Assigned task -> Search the data below for the word "Items" and report how many lines contain it. Nothing but the number is needed.

Exercise inputs ->
┄┄┄┄┄┄

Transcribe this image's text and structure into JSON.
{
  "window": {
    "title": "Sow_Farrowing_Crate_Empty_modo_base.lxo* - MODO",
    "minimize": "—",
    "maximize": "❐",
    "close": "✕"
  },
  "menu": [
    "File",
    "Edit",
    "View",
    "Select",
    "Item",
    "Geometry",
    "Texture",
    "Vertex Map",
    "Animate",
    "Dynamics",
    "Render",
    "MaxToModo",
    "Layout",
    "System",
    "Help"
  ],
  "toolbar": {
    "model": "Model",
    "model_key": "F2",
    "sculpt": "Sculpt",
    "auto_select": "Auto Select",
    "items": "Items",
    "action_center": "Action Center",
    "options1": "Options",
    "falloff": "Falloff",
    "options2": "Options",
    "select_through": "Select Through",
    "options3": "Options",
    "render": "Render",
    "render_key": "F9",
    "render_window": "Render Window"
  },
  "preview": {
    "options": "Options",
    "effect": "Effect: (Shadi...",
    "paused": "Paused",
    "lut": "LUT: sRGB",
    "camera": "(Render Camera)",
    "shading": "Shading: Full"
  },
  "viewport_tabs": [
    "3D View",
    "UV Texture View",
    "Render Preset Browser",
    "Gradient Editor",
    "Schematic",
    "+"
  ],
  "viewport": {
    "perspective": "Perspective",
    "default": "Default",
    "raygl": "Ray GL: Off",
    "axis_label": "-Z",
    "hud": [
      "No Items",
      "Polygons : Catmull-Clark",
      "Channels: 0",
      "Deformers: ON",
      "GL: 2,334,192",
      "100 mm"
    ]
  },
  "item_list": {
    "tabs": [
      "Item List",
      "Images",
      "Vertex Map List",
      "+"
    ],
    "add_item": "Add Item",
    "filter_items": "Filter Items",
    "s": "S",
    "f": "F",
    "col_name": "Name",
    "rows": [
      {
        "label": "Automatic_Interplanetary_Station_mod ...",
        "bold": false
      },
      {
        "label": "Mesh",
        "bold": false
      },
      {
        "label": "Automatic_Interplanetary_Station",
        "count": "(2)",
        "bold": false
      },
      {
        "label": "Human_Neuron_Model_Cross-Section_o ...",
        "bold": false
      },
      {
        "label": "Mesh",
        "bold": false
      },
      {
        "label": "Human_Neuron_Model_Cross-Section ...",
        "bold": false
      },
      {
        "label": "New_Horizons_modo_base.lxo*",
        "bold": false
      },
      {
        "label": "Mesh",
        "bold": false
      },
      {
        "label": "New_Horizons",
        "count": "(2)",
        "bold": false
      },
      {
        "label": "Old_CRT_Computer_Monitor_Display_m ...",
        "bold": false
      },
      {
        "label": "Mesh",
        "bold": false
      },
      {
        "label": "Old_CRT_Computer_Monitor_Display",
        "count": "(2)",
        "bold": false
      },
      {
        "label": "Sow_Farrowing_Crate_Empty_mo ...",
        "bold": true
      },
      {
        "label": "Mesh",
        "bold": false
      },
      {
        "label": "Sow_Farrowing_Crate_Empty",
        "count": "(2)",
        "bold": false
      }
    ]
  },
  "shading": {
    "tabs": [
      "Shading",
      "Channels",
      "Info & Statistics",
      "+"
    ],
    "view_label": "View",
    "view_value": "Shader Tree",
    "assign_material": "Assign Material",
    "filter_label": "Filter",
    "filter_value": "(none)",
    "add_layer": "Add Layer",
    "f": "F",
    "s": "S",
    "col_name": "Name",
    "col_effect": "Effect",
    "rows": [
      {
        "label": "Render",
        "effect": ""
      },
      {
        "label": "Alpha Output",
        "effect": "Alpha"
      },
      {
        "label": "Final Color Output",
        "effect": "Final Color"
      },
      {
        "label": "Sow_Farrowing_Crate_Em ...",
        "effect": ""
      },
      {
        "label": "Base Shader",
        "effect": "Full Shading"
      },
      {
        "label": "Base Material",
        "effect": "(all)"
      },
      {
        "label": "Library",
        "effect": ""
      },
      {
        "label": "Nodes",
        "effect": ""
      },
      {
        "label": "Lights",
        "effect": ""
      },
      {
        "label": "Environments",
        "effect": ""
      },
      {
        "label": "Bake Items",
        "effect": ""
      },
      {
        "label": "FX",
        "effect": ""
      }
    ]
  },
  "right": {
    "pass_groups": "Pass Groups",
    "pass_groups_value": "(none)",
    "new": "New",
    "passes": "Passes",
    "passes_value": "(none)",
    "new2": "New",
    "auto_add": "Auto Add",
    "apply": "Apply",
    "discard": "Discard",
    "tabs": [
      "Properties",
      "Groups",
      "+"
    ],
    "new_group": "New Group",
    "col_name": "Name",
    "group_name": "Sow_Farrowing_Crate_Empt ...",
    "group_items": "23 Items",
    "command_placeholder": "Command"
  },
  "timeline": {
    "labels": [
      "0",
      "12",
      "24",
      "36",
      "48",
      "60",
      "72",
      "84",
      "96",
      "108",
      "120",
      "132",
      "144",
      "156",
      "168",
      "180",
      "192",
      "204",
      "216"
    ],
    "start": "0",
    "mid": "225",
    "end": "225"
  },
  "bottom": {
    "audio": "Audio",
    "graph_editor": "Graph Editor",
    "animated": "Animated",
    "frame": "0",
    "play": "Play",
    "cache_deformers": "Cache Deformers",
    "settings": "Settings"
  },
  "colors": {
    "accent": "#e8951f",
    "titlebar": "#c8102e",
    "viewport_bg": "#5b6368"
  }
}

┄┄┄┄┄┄

Response -> 5